Stored items:

::::::::::

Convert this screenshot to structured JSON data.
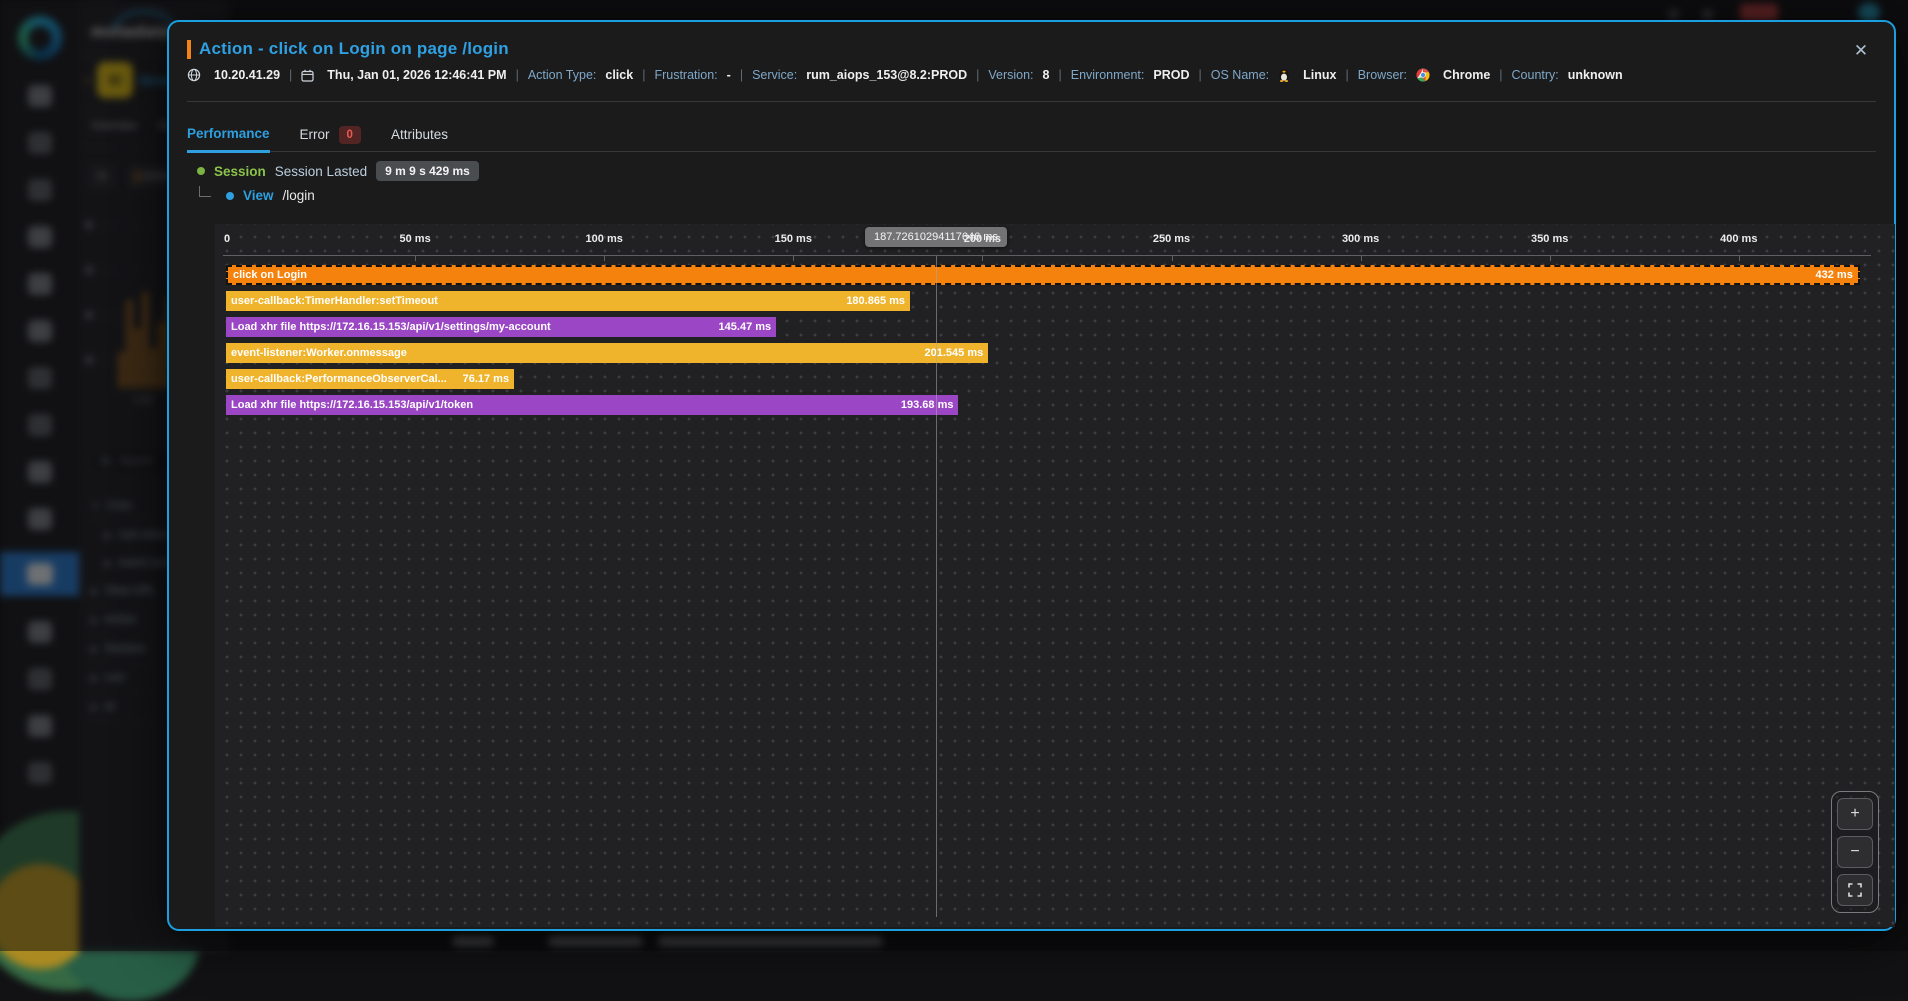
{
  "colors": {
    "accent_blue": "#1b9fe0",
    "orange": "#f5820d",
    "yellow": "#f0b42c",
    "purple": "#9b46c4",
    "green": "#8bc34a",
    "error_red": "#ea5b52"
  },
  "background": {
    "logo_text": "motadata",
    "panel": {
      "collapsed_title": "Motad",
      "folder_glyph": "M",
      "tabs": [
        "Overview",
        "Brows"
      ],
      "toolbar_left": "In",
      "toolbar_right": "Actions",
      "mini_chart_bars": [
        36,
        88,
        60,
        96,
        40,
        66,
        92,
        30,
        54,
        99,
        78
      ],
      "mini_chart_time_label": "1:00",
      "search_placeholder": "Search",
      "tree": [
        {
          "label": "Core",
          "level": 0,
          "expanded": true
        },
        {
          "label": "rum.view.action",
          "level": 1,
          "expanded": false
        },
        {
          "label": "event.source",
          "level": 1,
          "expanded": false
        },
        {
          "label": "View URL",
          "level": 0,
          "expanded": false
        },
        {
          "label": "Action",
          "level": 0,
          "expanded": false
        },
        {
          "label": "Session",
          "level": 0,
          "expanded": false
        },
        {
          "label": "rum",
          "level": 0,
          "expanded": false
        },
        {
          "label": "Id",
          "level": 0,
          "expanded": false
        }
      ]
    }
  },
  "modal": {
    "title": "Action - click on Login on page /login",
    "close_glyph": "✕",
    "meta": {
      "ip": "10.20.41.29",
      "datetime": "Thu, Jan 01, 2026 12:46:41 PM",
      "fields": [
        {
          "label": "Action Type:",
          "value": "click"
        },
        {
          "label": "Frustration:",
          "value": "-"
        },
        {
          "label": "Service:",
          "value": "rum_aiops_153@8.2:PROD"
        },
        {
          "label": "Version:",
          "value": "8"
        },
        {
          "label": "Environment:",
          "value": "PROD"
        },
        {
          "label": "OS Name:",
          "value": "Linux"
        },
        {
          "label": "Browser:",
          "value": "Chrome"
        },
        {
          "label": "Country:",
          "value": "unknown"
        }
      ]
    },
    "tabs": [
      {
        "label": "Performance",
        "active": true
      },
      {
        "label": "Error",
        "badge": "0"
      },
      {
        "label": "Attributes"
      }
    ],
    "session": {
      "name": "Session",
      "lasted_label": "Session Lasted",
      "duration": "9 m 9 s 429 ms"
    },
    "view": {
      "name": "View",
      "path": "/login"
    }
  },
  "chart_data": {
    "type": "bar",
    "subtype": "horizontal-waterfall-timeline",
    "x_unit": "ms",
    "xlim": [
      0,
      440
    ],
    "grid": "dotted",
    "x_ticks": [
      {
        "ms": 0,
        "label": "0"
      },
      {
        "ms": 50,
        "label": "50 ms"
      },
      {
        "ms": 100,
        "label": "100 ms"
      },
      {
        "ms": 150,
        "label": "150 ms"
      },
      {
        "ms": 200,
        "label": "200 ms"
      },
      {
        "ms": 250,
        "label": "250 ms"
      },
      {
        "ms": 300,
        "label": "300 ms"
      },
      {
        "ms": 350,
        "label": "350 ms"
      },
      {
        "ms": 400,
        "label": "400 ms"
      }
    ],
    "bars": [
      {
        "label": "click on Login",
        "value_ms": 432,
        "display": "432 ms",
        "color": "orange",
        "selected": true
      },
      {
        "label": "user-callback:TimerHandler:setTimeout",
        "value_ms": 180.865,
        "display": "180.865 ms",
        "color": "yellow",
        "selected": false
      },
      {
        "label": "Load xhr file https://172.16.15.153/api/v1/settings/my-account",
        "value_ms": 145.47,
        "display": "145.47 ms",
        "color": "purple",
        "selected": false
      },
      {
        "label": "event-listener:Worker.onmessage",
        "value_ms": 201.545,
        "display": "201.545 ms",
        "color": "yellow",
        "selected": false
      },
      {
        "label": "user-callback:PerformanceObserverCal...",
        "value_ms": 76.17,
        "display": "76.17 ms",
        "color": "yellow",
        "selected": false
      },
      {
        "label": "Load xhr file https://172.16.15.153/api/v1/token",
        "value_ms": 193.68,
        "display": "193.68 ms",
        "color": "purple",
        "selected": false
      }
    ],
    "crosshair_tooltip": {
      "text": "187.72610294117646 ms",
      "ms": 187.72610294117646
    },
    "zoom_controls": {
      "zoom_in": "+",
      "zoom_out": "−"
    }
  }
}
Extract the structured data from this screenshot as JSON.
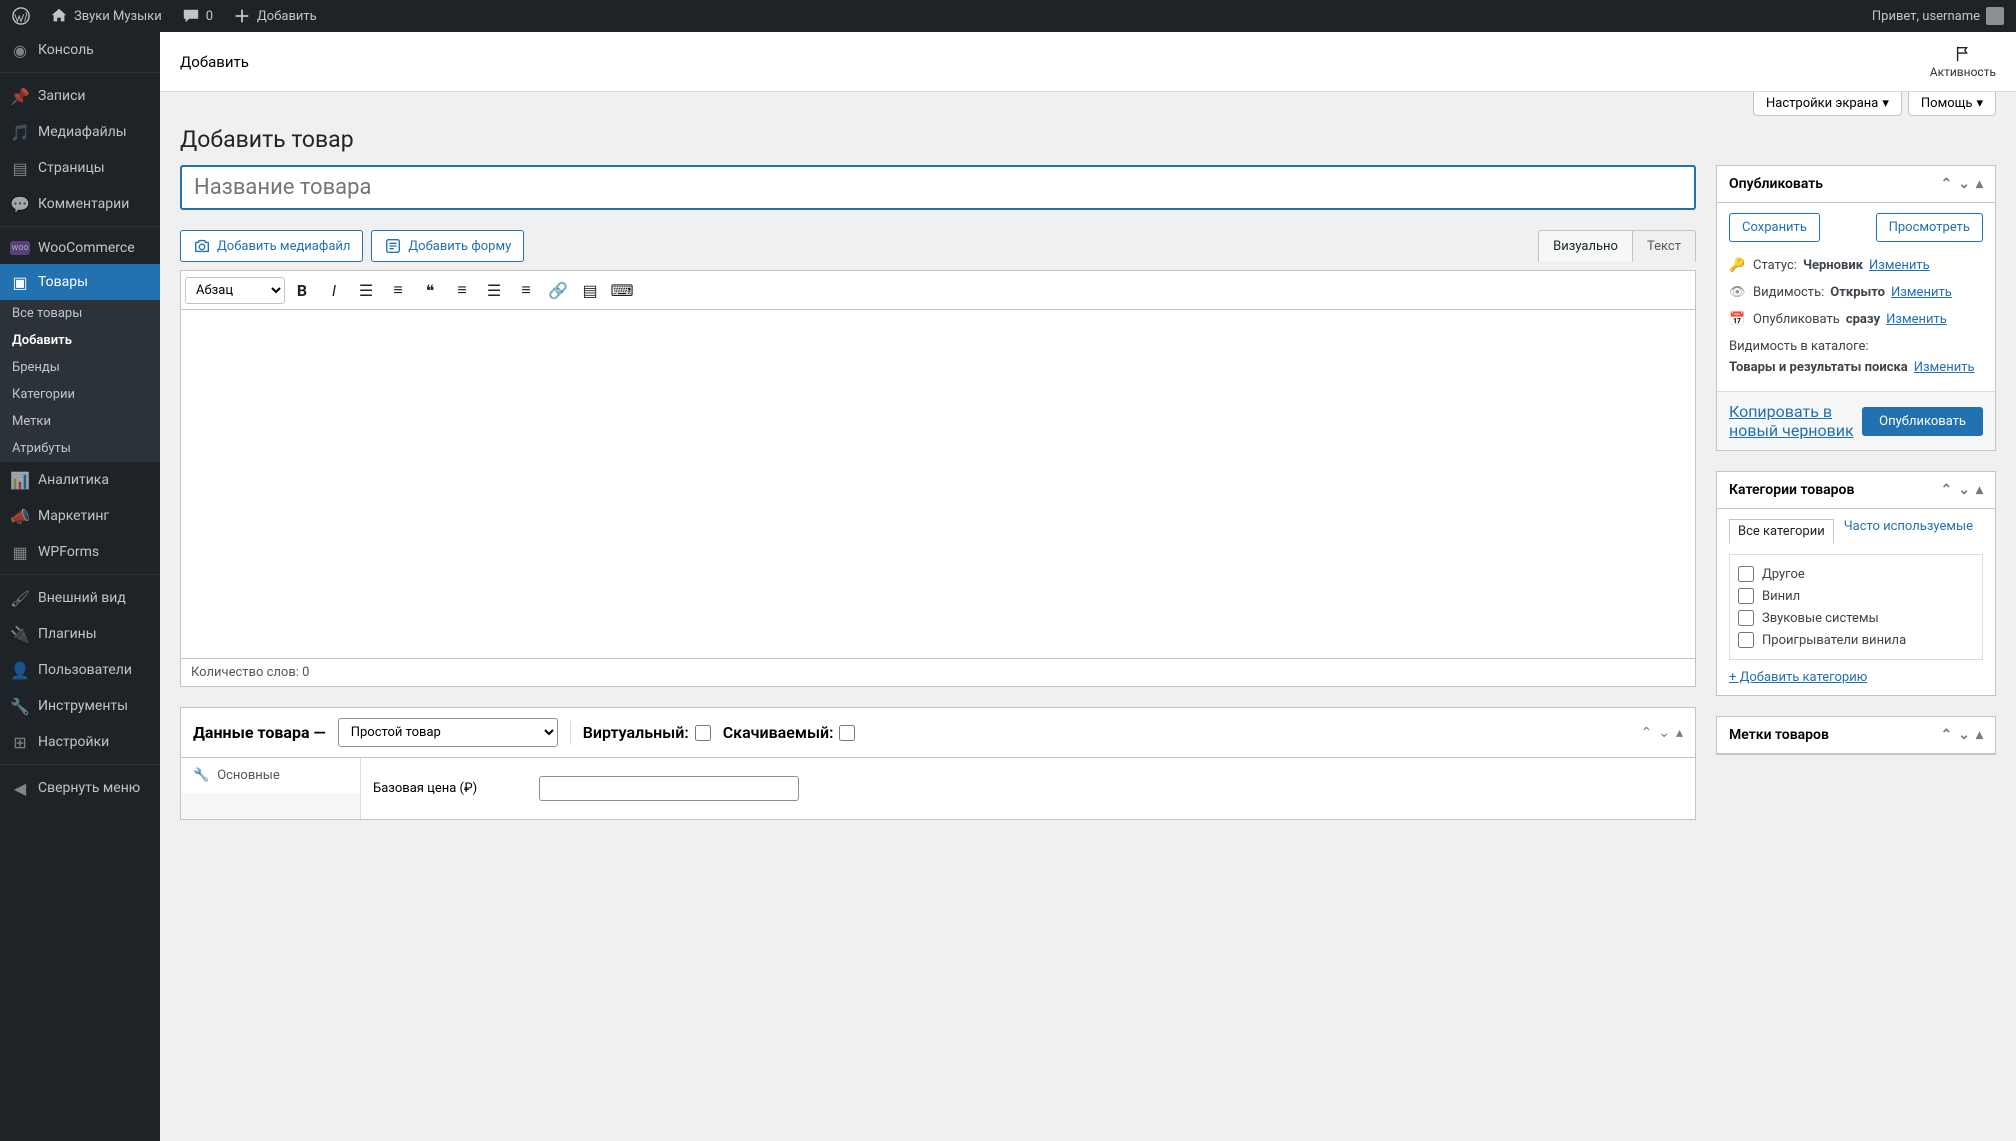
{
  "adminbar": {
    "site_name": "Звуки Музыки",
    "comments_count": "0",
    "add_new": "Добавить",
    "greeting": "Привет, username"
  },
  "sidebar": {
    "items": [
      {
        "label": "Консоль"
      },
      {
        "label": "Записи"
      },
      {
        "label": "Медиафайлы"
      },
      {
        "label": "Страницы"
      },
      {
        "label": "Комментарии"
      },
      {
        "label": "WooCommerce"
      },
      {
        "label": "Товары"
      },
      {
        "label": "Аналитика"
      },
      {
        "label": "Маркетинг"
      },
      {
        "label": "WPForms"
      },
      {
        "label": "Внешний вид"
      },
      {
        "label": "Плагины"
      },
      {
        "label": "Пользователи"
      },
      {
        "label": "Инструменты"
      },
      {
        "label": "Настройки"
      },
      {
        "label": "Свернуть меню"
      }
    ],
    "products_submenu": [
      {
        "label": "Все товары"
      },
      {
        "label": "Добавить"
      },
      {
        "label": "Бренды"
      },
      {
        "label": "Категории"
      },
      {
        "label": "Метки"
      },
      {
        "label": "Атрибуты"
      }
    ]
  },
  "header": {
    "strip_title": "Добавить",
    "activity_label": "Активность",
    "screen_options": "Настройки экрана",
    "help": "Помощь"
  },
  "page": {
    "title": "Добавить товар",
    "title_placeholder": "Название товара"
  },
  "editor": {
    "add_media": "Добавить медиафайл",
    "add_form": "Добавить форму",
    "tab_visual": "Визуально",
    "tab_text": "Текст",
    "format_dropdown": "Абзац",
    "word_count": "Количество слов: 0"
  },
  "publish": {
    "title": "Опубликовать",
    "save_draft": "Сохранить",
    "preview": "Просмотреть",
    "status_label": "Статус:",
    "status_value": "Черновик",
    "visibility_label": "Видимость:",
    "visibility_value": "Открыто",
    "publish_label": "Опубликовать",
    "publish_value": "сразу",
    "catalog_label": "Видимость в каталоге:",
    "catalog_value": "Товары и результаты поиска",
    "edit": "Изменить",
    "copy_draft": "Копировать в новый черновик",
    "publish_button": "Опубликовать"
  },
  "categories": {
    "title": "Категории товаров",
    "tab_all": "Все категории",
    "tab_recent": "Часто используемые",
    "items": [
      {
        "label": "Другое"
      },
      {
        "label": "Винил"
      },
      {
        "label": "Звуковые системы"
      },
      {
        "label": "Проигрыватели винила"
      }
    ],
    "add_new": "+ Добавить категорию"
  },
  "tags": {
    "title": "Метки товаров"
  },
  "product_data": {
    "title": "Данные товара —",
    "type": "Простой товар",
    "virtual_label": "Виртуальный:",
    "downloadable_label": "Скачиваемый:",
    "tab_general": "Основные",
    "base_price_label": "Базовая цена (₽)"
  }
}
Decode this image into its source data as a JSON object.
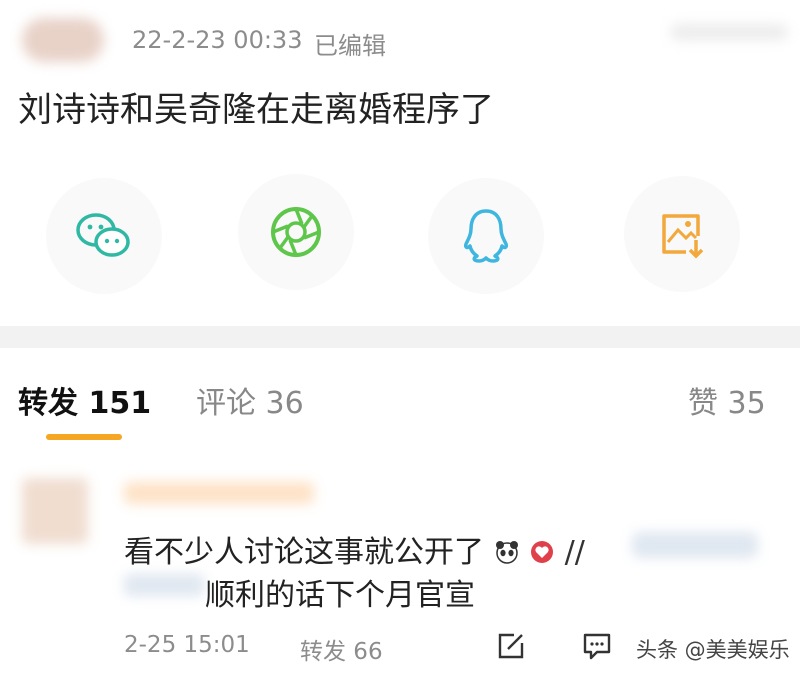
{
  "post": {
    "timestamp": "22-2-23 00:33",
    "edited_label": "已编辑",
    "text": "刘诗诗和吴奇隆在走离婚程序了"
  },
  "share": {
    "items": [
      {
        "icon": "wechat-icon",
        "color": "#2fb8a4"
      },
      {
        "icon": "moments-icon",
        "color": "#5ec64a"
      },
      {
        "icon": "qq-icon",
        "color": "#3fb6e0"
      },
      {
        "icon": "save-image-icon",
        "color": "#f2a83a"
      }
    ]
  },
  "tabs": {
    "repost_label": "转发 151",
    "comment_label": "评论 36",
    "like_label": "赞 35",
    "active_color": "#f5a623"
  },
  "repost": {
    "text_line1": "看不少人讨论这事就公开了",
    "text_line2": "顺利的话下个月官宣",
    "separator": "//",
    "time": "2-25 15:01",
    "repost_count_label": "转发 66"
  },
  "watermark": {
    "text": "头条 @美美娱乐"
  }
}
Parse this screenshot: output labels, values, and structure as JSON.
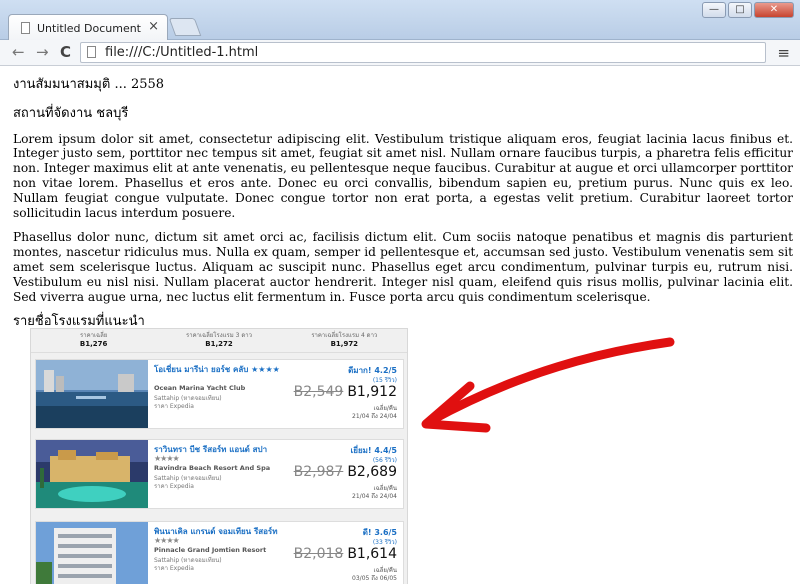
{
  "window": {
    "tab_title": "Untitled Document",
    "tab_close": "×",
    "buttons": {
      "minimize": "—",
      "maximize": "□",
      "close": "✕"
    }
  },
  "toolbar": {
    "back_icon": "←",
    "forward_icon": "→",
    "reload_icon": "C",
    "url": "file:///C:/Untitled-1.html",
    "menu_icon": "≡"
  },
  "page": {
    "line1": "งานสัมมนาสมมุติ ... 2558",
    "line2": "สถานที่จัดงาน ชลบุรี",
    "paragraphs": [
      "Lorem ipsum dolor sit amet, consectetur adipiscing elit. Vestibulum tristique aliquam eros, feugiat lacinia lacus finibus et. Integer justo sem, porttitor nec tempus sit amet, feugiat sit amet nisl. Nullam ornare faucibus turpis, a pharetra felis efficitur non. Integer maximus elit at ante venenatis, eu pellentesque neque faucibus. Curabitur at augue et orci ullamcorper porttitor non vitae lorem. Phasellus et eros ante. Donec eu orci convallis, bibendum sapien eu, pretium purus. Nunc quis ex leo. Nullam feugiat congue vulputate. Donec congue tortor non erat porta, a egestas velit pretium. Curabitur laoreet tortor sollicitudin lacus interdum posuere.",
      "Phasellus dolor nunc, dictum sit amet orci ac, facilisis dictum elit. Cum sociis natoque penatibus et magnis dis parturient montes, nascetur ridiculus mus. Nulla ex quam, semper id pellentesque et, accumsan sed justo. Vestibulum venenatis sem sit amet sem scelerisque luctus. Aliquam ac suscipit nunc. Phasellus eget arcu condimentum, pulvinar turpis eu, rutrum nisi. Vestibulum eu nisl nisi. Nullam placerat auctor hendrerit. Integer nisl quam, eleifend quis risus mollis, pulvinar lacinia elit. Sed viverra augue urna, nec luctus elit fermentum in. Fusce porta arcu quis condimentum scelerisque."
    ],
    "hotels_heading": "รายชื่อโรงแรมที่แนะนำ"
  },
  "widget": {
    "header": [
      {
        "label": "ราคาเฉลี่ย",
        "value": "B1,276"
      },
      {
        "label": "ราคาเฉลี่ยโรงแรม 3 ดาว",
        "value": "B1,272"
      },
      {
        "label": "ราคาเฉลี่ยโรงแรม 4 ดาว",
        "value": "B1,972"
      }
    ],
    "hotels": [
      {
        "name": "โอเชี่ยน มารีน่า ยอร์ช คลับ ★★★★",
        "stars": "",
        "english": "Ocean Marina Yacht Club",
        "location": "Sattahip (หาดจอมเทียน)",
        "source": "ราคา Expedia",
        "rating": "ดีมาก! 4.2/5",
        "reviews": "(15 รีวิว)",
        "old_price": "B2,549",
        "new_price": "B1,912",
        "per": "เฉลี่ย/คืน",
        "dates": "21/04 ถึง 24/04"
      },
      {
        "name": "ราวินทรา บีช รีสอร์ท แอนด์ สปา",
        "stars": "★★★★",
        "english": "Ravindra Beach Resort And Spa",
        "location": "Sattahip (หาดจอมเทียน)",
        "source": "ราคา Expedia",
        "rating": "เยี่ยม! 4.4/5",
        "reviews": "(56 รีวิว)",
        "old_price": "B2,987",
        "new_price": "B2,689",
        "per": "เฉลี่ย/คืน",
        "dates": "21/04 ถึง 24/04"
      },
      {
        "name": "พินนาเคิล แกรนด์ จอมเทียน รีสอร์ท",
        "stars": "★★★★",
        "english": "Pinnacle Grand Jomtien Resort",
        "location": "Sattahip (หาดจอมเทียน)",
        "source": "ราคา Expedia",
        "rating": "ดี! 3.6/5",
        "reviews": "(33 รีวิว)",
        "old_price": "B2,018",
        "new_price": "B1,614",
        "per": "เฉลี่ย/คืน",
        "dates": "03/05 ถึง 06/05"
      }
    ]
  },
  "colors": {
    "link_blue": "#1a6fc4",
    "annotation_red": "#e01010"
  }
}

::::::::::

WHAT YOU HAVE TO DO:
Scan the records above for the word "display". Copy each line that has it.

RESULT FOR THIS EXERCISE:
        "display": "432 ms",
        "display": "180.865 ms",
        "display": "145.47 ms",
        "display": "201.545 ms",
        "display": "76.17 ms",
        "display": "193.68 ms",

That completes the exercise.